In comparison to Raspberry Pi, ODROID boards are more expensive. This makes Raspberry Pis more value for money; for instance the Raspberry Pi 3 has in-built Bluetooth and Wifi. Also, ODROID boards do not enjoy the same quality software and community support that Raspberry Pis do. In fact, it should be acknowledged that the release of Raspberry Pi 4 has only made it tougher for people to opt for ODROID boards.
There is a host of projects one can work on with ODROID boards. Right from building digital photo frames and environmental sensors for game machines to putting together an entertainment system and game kits, ODROID boards are useful for many fun projects.
9. Particle Electron (cellular-enabled IoT board)
Particle is a full-stack IoT device platform with device, connectivity hardware, cloud, and even SIMs for cellular products. This means that when you buy a Particle Electron, you get a cellular module, that allows you to connect with the Internet in over 120 countries, and it is accompanied by a Particle SIM card, a microcontroller, the input and output pins, antenna and USB cable, battery, buttons and LEDs. It has a 120MHz ARM Cortex M3 microcontroller, 1MB flash, 128KB RAM, RGB status LED, 30 mixed-signal GPIO and advanced peripherals plus an open source design.
It complies with any cellular standard and comes with 2G/3G connectivity, SIM card, a low-cost data plan, and some great software for making cellular-connected products. Since the Particle Electron is a pre-configured module, it is ready to connect to the internet straight out of the box.
Cellular connectivity entails license fees and typically, the Particle Electron Iot board is bigger, heavier, more expensive and power consuming than an Iot board that has Bluetooth low energy or Wi-Fi.
Particle Electron projects
The ideal projects include making a GPS + Cellular tracker (to track kids or even valuable objects), monitoring remote sensors and making a high current alarm.
10. Tessel 2 (SBC)
A robust IoT and robotics development platform, Tessel 2 allows one to tap the libraries of the Node.js web development framework so as to make a variety of useful devices within a short span of time. This primary processor of the Tessel 2 runs a very lightweight version of Linux called OpenWRT.
Built to allow the fastest possible production, its USP is its plug and play modules and high-level APIs are its USP. One doesn’t have to set up and maintain a Linux system or track down pinout diagrams to wire up sensors here. Its specs include a 580MHz WiFi router system on chip, 64 MB of DDR2 RAM, 32 MB of flash storage, two high-speed USB 2.0 ports, a micro USB port, a 10/100 Ethernet port (RJ-45 jack) and a 48MHz ARM Cortex M0 microcontroller.
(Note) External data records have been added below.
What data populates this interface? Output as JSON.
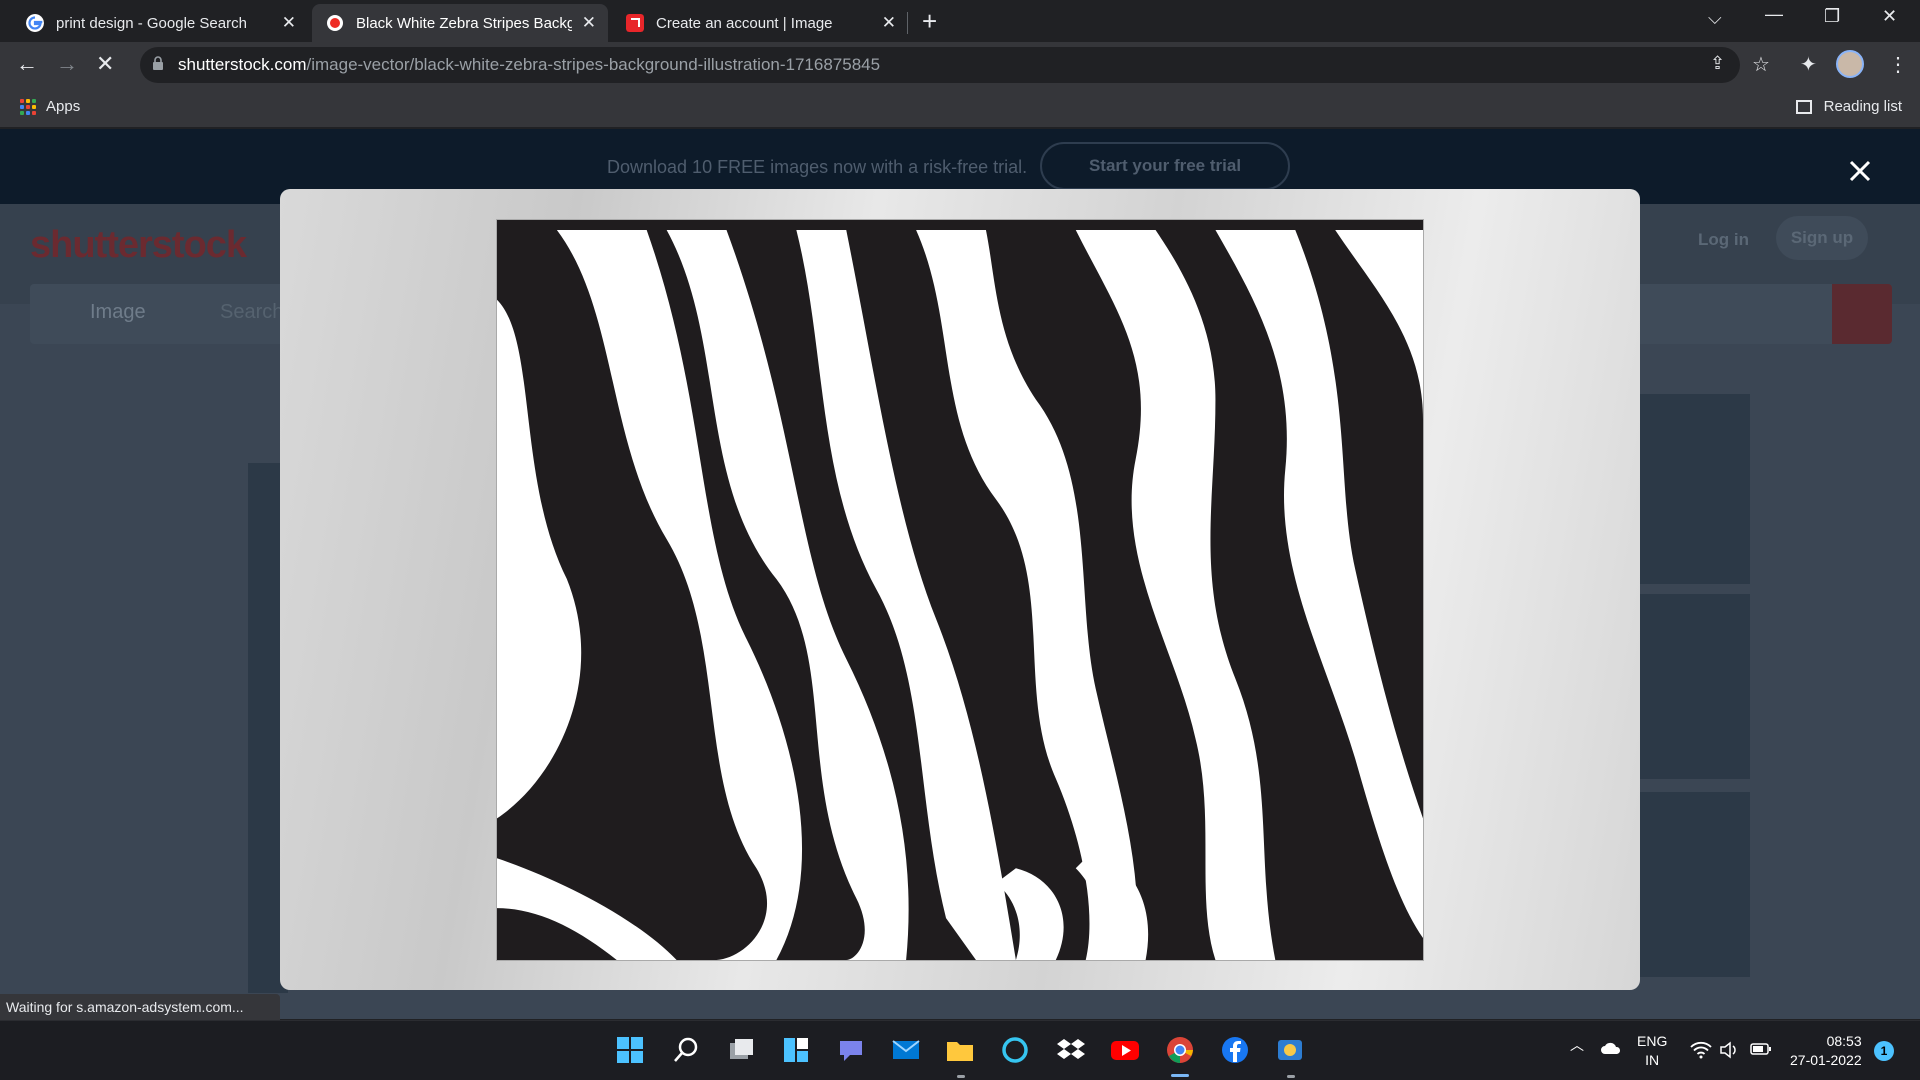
{
  "tabs": [
    {
      "title": "print design - Google Search",
      "favicon": "google-icon",
      "active": false
    },
    {
      "title": "Black White Zebra Stripes Backgr",
      "favicon": "shutterstock-icon",
      "active": true
    },
    {
      "title": "Create an account | Image",
      "favicon": "adobe-express-icon",
      "active": false
    }
  ],
  "omnibox": {
    "host": "shutterstock.com",
    "path": "/image-vector/black-white-zebra-stripes-background-illustration-1716875845"
  },
  "bookmarks": {
    "apps_label": "Apps",
    "reading_list_label": "Reading list"
  },
  "page": {
    "promo_text": "Download 10 FREE images now with a risk-free trial.",
    "promo_button": "Start your free trial",
    "logo": "shutterstock",
    "login": "Log in",
    "signup": "Sign up",
    "search_type": "Image",
    "search_placeholder": "Search"
  },
  "status_text": "Waiting for s.amazon-adsystem.com...",
  "taskbar": {
    "apps": [
      "start-icon",
      "search-icon",
      "task-view-icon",
      "widgets-icon",
      "teams-chat-icon",
      "mail-icon",
      "file-explorer-icon",
      "cortana-icon",
      "dropbox-icon",
      "youtube-icon",
      "chrome-icon",
      "facebook-icon",
      "photos-icon"
    ],
    "language": "ENG",
    "region": "IN",
    "time": "08:53",
    "date": "27-01-2022",
    "notifications": "1"
  },
  "colors": {
    "chrome_dark": "#202124",
    "chrome_toolbar": "#35363a",
    "accent": "#8ab4f8",
    "brand": "#ee2b24"
  }
}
The Tessel 2 looks good but it is not as cost efficient as Raspberry Pi nor does it offer enough additional utility over the latter.
Tessel 2 projects
Tessel 2 has two custom “module” ports from where one can add 10-pin modules like accelerometers, climate sensors, Infrared and more. Each module has several instructions and tutorials available online. From sensing to actuation to connecting with other devices, interacting with the physical world has been made really simple with Tessel 2. Ideal projects are those that include detecting ambient light, detecting humidity and temperature in the environment, playing and recording audio, connecting Tessel anywhere with support for mobile internet on a GSM based network and so on.